We are shockingly almost done with this spring semester and I can’t believe that I have been at Marymount for almost two years! When I first came, I thought that I did not belong in college or in the outside world. I let my disability get to my head. Having a spinal cord injury has definitely limited me. My injury has left me paralyzed from the neck down. As far as I can remember, I felt like that was all I am – a paralyzed girl. Now, I no longer feel that way.
Right now I am a drama therapy and music minor and a proud member of Marymount’s a cappella group, On a Side Note. On the 19thof February, I had the opportunity to visit the dormitory at Cooper Square and perform with the members of On a Side Note. Though I did not see the whole dorm, what I saw reiterated my feelings of disability inclusivity on the Marymount campus. I am happy to announce that this Friday the 20thof April, I am performing with On a Side Note at Marymount’s Melanin Festival. The Melanin Festival is a celebration of diversity and inclusivity, and our group definitely embodies that diversity!
In my experience, I have found the MMC community to be very welcoming towards those with disabilities. By having a staff member in a wheelchair, and a student in a power chair, Marymount has had to accommodate.
I am grateful that I am at Marymount, where my disability does not define or separate me, but I do wish that more places shared Marymount’s acceptance. According to the Bureau of Labor Statistics, for students age 25 and older, those with a disability and those without attended college in equal numbers, yet those with a disability were significantly less likely to complete college and earn a Bachelor’s degree. Why is it still that students with disabilities are less likely to finish a degree than their able-bodied peers? While it could be due to the limitations of one’s disability, I suspect that it is more the result of a lack of support, image, resources, and encouragement at many universities. For me, I have found that Marymount has encouraged and supported me in a way that will help me to beat this statistic.

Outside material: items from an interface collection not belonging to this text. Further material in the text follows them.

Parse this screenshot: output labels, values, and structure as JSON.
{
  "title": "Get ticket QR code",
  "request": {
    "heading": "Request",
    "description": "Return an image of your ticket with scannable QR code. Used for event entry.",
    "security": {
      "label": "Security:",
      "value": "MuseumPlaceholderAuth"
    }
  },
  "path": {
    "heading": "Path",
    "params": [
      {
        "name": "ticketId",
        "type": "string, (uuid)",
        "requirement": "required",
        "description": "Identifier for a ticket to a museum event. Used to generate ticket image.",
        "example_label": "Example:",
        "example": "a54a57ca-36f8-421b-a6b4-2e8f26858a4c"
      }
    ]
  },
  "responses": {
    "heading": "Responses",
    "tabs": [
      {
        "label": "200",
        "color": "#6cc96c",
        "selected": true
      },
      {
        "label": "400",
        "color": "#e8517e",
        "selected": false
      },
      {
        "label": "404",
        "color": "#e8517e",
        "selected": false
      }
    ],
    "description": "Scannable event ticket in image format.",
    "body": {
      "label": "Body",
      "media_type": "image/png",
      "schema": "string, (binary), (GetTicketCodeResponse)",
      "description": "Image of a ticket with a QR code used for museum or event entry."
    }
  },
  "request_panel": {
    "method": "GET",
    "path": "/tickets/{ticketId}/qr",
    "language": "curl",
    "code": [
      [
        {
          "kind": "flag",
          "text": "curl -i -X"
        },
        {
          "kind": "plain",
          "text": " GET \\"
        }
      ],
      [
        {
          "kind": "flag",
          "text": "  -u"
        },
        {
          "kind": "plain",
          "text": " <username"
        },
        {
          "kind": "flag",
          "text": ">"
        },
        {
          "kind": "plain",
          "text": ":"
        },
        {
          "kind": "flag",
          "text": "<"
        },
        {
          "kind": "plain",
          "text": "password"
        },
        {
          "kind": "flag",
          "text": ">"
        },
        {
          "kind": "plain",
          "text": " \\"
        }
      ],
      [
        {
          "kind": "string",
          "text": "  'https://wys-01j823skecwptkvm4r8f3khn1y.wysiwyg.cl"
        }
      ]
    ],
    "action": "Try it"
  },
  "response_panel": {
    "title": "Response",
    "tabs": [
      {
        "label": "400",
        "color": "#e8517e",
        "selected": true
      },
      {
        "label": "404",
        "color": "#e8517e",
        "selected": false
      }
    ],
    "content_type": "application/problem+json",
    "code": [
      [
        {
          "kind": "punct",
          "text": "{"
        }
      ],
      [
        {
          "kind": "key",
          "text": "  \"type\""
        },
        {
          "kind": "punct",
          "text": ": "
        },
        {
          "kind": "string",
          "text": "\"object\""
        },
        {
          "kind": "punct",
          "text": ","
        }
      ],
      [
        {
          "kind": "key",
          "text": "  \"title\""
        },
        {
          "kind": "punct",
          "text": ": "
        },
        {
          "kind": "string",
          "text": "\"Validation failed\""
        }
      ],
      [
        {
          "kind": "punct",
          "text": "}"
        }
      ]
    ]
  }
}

I would love to see more colleges and activities adopt the disability inclusivity that Marymount has, and for Marymount to continue to expand and grow their programs and resources for students with disabilities and different abilities, even after my graduation.